If we continue with this pattern, we obtain the following planets that rule the day at dawn:

Day ruling planet origin of the name in English
Saturday Saturn The day of Saturn.
Sunday Sun Sunday
Monday Moon day of the moon
Tuesday Mars The day of Tire (Tyre was the Norse god of war, equivalent to the Roman god “Mars”)
Wednesday Mercury Wodan Day (Wodan is also known as Odin)
Thursday Jupiter The Day of Thor (Thor was the Norse god equivalent to the Roman Jupiter)
Friday Venus Frigg’s Day (Frigg was the Norse goddess equivalent to the Roman Venus)

The lunar calendar on the back of a turtle

Many First Nations teachings, including those of the Anishinaabe and Haudenosaunee people, use the back of a turtle’s shell as a lunar calendar.

Depending on how we measure a lunar month, the Moon orbits the Earth in approximately 28 days. This means that in one year (365 days), the moon makes 13 revolutions, which gives us 13 lunar months with 28 days each.

Conveniently, if we examine the shell of a turtle, we find the same pattern of numbers of lunar months in a year and days in a lunar month:

For more information on the tortoise shell lunar calendar, see sources such as:

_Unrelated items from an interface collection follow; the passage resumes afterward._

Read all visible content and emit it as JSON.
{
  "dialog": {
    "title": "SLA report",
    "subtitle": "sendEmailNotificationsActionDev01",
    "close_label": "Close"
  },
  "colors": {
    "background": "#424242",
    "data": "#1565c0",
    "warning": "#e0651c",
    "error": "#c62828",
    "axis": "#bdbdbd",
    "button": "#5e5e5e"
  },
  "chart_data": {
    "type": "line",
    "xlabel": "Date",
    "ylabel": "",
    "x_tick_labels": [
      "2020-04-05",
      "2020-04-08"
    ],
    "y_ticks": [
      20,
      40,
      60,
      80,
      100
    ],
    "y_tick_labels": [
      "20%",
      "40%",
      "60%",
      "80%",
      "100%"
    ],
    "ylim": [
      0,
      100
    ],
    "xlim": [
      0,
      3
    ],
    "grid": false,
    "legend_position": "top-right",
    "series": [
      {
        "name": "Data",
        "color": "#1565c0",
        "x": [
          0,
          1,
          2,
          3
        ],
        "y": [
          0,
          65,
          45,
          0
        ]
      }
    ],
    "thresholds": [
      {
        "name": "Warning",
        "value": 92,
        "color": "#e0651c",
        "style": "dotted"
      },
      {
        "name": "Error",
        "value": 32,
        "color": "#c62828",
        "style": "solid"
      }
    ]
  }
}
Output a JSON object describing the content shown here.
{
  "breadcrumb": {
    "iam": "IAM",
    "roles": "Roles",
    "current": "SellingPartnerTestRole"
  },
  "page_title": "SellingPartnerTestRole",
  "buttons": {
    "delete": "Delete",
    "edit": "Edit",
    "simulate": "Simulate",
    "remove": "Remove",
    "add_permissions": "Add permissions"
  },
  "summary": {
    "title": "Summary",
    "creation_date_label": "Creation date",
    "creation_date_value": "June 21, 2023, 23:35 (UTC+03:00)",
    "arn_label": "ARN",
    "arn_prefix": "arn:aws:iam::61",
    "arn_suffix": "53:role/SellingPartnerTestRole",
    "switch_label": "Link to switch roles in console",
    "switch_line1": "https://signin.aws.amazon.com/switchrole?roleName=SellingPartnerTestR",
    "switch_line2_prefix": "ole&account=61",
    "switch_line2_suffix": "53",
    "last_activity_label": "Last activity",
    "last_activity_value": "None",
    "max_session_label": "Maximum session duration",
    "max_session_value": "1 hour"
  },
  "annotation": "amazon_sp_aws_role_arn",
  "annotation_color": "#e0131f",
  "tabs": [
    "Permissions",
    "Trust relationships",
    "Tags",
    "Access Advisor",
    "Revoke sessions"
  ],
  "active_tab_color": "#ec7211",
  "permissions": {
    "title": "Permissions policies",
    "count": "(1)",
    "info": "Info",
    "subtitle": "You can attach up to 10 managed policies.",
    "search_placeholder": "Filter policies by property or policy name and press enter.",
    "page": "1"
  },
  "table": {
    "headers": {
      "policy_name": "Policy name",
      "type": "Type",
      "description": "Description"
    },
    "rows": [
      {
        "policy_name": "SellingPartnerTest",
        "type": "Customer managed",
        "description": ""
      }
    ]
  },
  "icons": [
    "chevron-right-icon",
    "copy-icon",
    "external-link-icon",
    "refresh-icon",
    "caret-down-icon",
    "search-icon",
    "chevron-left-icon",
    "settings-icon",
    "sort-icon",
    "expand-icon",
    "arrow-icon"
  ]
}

For more on this month’s astronomy, visit our Eyes on the January Skies post.